Aziz Baroody, who for years was a pilot for BankAir, has filed an $8 Million lawsuit seeking redress for the Company’s egregious discrimination against him in the aftermath of the 9/11 terrorist attacks. The suit alleges that three days after the terrorist attacks of September 11, 2001, BankAir subjected Mr. Baroody to ruthless interrogation, questioning him about whether he was a terrorist, whether his family members were terrorists, whether he knew who planned the terrorist attacks of September 11, or whether he had terrorist connections, solely because of his Arab ethnicity.
Mr. Baroody, who is a Lebanese Christian and who has lived in the United States for nearly 15 years, assured the Company that he had no such connections and that he completely opposed the terrorist attacks on the United States and the groups who committed them. The Company then demanded that he take a polygraph test, which he agreed to do. BankAir nonetheless transferred Mr. Baroody from his base in Chicago, Illinois, to Columbia, South Carolina, downgraded him to part-time status, canceled his health insurance and other employment benefits, and ultimately terminated his employment on December 12, 2001.

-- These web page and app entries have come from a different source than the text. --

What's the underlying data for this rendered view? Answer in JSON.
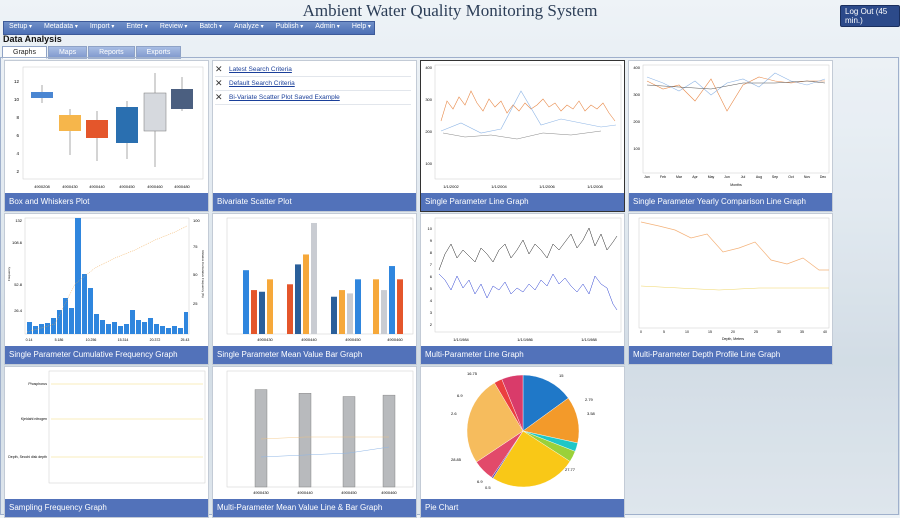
{
  "app": {
    "title": "Ambient Water Quality Monitoring System",
    "logout_label": "Log Out (45 min.)"
  },
  "menu": [
    "Setup",
    "Metadata",
    "Import",
    "Enter",
    "Review",
    "Batch",
    "Analyze",
    "Publish",
    "Admin",
    "Help"
  ],
  "page": {
    "section_title": "Data Analysis"
  },
  "tabs": [
    "Graphs",
    "Maps",
    "Reports",
    "Exports"
  ],
  "searches": [
    "Latest Search Criteria",
    "Default Search Criteria",
    "Bi-Variate Scatter Plot Saved Example"
  ],
  "tiles": [
    {
      "caption": "Box and Whiskers Plot"
    },
    {
      "caption": "Bivariate Scatter Plot"
    },
    {
      "caption": "Single Parameter Line Graph"
    },
    {
      "caption": "Single Parameter Yearly Comparison Line Graph"
    },
    {
      "caption": "Single Parameter Cumulative Frequency Graph"
    },
    {
      "caption": "Single Parameter Mean Value Bar Graph"
    },
    {
      "caption": "Multi-Parameter Line Graph"
    },
    {
      "caption": "Multi-Parameter Depth Profile Line Graph"
    },
    {
      "caption": "Sampling Frequency Graph"
    },
    {
      "caption": "Multi-Parameter Mean Value Line & Bar Graph"
    },
    {
      "caption": "Pie Chart"
    }
  ],
  "chart_text": {
    "box": {
      "yticks": [
        "12",
        "10",
        "8",
        "6",
        "4",
        "2"
      ],
      "xlabels": [
        "4900208",
        "4900430",
        "4900440",
        "4900450",
        "4900460",
        "4900480"
      ]
    },
    "line": {
      "yticks": [
        "400",
        "300",
        "200",
        "100"
      ],
      "xlabels": [
        "1/1/2002",
        "1/1/2004",
        "1/1/2006",
        "1/1/2008"
      ]
    },
    "yearly": {
      "yticks": [
        "400",
        "300",
        "200",
        "100"
      ],
      "months": [
        "Jan",
        "Feb",
        "Mar",
        "Apr",
        "May",
        "Jun",
        "Jul",
        "Aug",
        "Sep",
        "Oct",
        "Nov",
        "Dec"
      ],
      "xlabel": "Months"
    },
    "cumfreq": {
      "yticks_left": [
        "132",
        "108.6",
        "52.8",
        "26.4"
      ],
      "yticks_right": [
        "100",
        "75",
        "50",
        "25"
      ],
      "xlabels": [
        "0.14",
        "5.186",
        "10.256",
        "15.314",
        "20.372",
        "25.43"
      ],
      "ylabel_left": "Frequency",
      "ylabel_right": "Relative Cumulative Frequency (%)"
    },
    "meanbar": {
      "xlabels": [
        "4900430",
        "4900440",
        "4900450",
        "4900460"
      ]
    },
    "multiline": {
      "yticks": [
        "10",
        "9",
        "8",
        "7",
        "6",
        "5",
        "4",
        "3",
        "2"
      ],
      "xlabels": [
        "1/1/1984",
        "1/1/1986",
        "1/1/1988"
      ]
    },
    "depth": {
      "xlabel": "Depth, Meters",
      "xticks": [
        "0",
        "5",
        "10",
        "15",
        "20",
        "25",
        "30",
        "35",
        "40"
      ]
    },
    "samplefreq": {
      "labels": [
        "Phosphorus",
        "Kjeldahl nitrogen",
        "Depth, Secchi disk depth"
      ]
    },
    "meanlinebar": {
      "xlabels": [
        "4900430",
        "4900440",
        "4900450",
        "4900460"
      ]
    },
    "pie": {
      "labels": [
        "16.75",
        "15",
        "2.79",
        "3.58",
        "6.9",
        "2.6",
        "28.85",
        "27.77",
        "6.9",
        "0.5"
      ]
    }
  },
  "chart_data": [
    {
      "type": "bar",
      "title": "",
      "categories": [
        "4900208",
        "4900430",
        "4900440",
        "4900450",
        "4900460",
        "4900480"
      ],
      "series": [
        {
          "values": [
            10.2,
            7.2,
            6.6,
            7.2,
            8.6,
            10
          ]
        }
      ]
    },
    {
      "type": "bar",
      "title": "",
      "categories": [
        "4900430",
        "4900440",
        "4900450",
        "4900460"
      ],
      "series": [
        {
          "values": [
            7.7,
            6,
            4.5,
            6.6
          ]
        },
        {
          "values": [
            5.3,
            8.4,
            5.3,
            5.3
          ]
        },
        {
          "values": [
            5.1,
            9.6,
            4.9,
            8.2
          ]
        },
        {
          "values": [
            6.6,
            13.4,
            6.6,
            6.6
          ]
        }
      ],
      "ylim": [
        0,
        14
      ]
    },
    {
      "type": "bar",
      "title": "",
      "categories": [
        "4900430",
        "4900440",
        "4900450",
        "4900460"
      ],
      "values": [
        21,
        20.2,
        19.5,
        19.8
      ],
      "ylim": [
        0,
        25
      ]
    },
    {
      "type": "pie",
      "title": "",
      "categories": [
        "16.75",
        "15",
        "2.79",
        "3.58",
        "27.77",
        "0.5",
        "6.9",
        "28.85",
        "2.6",
        "6.9"
      ],
      "values": [
        16.75,
        15,
        2.79,
        3.58,
        27.77,
        0.5,
        6.9,
        28.85,
        2.6,
        6.9
      ],
      "colors": [
        "#1f78c8",
        "#f39a2a",
        "#1fc7c7",
        "#9ad13a",
        "#f9c817",
        "#5c4bb3",
        "#e24a6a",
        "#f6bc5d",
        "#eb3f3f",
        "#d93b6a"
      ]
    }
  ]
}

The suit also alleges that in the aftermath of 9/11, BankAir employees subjected Mr. Baroody to a racially hostile work environment, which included anti-Arab taunts and threatening remarks. For example, BankAir employees commented that the best way to solve the problem of terrorism in the United States is to “nuke all the Arabs.” Through the assistance of ADC, Mr. Baroody retained counsel to write to BankAir to oppose its overtly discriminatory treatment. Rather than reinstating him, the suit alleges, BankAir harshly retaliated against Mr. Baroody by filing a frivolous lawsuit against him three weeks after receiving his complaint of discrimination. In a move unprecedented in the commercial aviation industry, BankAir sued Mr. Baroody for damage he allegedly caused to BankAir aircraft several years earlier, even though, according to Mr. Baroody’s suit, it had never before sued any other pilot, including those that had caused much more extensive damage to aircraft than the incidents alleged against Mr. Baroody, and even though BankAir was well aware that another pilot had admitted responsibility for the main allegation of damage.
According to Mr. Baroody’s attorney, Debra S. Katz, with the Washington, D.C.-based civil rights firm of Bernabei & Katz, “BankAir’s treatment of Mr. Baroody has been horrific. Even in this post-9/11 climate of fear and hatred, we are certain that a jury will send BankAir a clear message that such blatant acts of intimidation and thuggery will not be permitted.”
According to Mr. Baroody, “I had an outstanding career until the 9/11 terrorist attacks. After that, and solely because I am Arab, BankAir did everything in its power to try to ruin me – first by firing me, then by suing me when I complained. Because BankAir fired me, I have been unable to find another job as a pilot. I am determined to have BankAir answer for its conduct and to someday re-establish my career as a pilot.”
The entire ADC convention agenda can be read and you can register online at:

Scroll to Top